The news surrounding the association this time concerns FIFA President Sepp Blatter.  Long believed to be clean of corruption, Blatter is now under investigation by Switzerland.  In addition to this, The Financial Times has reported that companies like Coca-Cola and McDonald’s, as well as some of FIFA’s other biggest sponsors, have called for him to step down.

The Peninsula, one of Qatar’s major English newspapers, recently reported that, “In a statement issued by his US lawyer in reaction to the sponsor demands, Blatter defiantly vowed to remain in office.” Whereas the Financial Times emphasized the growing number of sponsors speaking out against FIFA, The Peninsula provided more content on Blatter trying to declare himself clean.

World Cup news reveals a large contrast between reporting in Qatar and the rest of the world. Clearly, both sides have some biases. Much of the Western World, like Europe, remains frustrated over the small Middle Eastern country gaining the World Cup. Qatar obviously wants to defend one of its proudest moments, but that is difficult with accusations of bribery and mass migrant worker deaths floating around.

The Peninsula, like other Qatari English-language newspapers, is a sister paper to Qatar’s major Arabic publications. These papers have a pro-government stance, and the English publications follow suit.

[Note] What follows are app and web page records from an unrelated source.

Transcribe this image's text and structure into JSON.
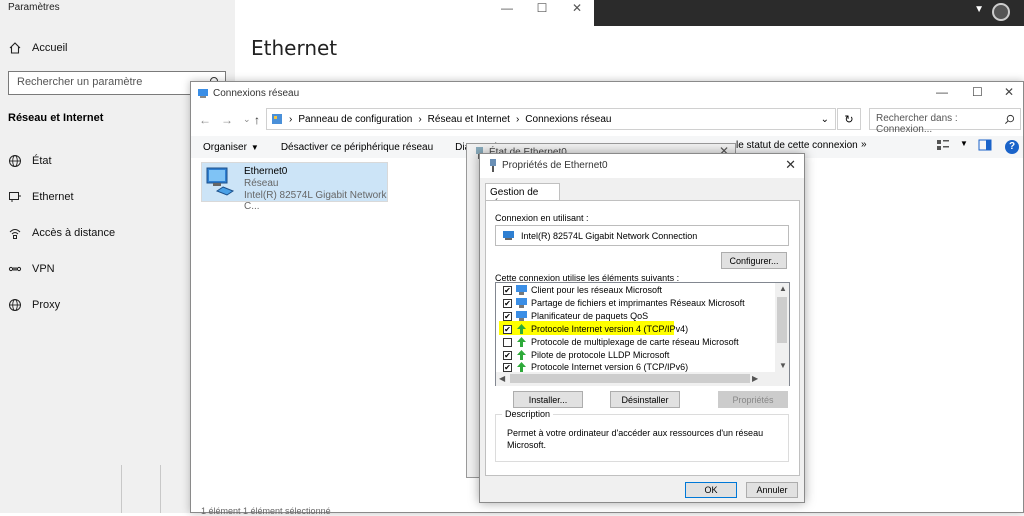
{
  "settings": {
    "title": "Paramètres",
    "home_label": "Accueil",
    "search_placeholder": "Rechercher un paramètre",
    "section_title": "Réseau et Internet",
    "nav": [
      {
        "label": "État",
        "icon": "globe-status-icon"
      },
      {
        "label": "Ethernet",
        "icon": "ethernet-icon"
      },
      {
        "label": "Accès à distance",
        "icon": "dialup-icon"
      },
      {
        "label": "VPN",
        "icon": "vpn-icon"
      },
      {
        "label": "Proxy",
        "icon": "globe-icon"
      }
    ],
    "page_heading": "Ethernet"
  },
  "explorer": {
    "title": "Connexions réseau",
    "breadcrumb": [
      "Panneau de configuration",
      "Réseau et Internet",
      "Connexions réseau"
    ],
    "search_placeholder": "Rechercher dans : Connexion...",
    "toolbar": {
      "organize": "Organiser",
      "disable": "Désactiver ce périphérique réseau",
      "diagnose": "Diagnosti",
      "status": "le statut de cette connexion",
      "more": "»"
    },
    "connection": {
      "name": "Ethernet0",
      "type": "Réseau",
      "adapter": "Intel(R) 82574L Gigabit Network C..."
    },
    "status_text": "1 élément   1 élément sélectionné"
  },
  "etat_dialog": {
    "title": "État de Ethernet0"
  },
  "props_dialog": {
    "title": "Propriétés de Ethernet0",
    "tab": "Gestion de réseau",
    "connect_using_label": "Connexion en utilisant :",
    "adapter": "Intel(R) 82574L Gigabit Network Connection",
    "configure": "Configurer...",
    "items_label": "Cette connexion utilise les éléments suivants :",
    "items": [
      {
        "label": "Client pour les réseaux Microsoft",
        "checked": true
      },
      {
        "label": "Partage de fichiers et imprimantes Réseaux Microsoft",
        "checked": true
      },
      {
        "label": "Planificateur de paquets QoS",
        "checked": true
      },
      {
        "label": "Protocole Internet version 4 (TCP/IPv4)",
        "checked": true,
        "highlighted": true
      },
      {
        "label": "Protocole de multiplexage de carte réseau Microsoft",
        "checked": false
      },
      {
        "label": "Pilote de protocole LLDP Microsoft",
        "checked": true
      },
      {
        "label": "Protocole Internet version 6 (TCP/IPv6)",
        "checked": true
      }
    ],
    "install": "Installer...",
    "uninstall": "Désinstaller",
    "properties": "Propriétés",
    "description_legend": "Description",
    "description": "Permet à votre ordinateur d'accéder aux ressources d'un réseau Microsoft.",
    "ok": "OK",
    "cancel": "Annuler"
  },
  "colors": {
    "highlight": "#ffff00",
    "selection": "#cce4f7",
    "accent": "#0078d7"
  }
}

The civil rights watchdog organization Freedom House defines the Qatari Press as not free because even though Qatar allows several media freedoms, self-censorship is regularly practiced and it is rare for its media to be critical of the government.

Blatter has met Qatari Emir Sheikh Tamim bin Hamad Al Thani and spoken positively of him; however, they allegedly do not have a close relationship.  Staying in the FIFA president’s good graces could only raise their chances of keeping the tournament within their borders.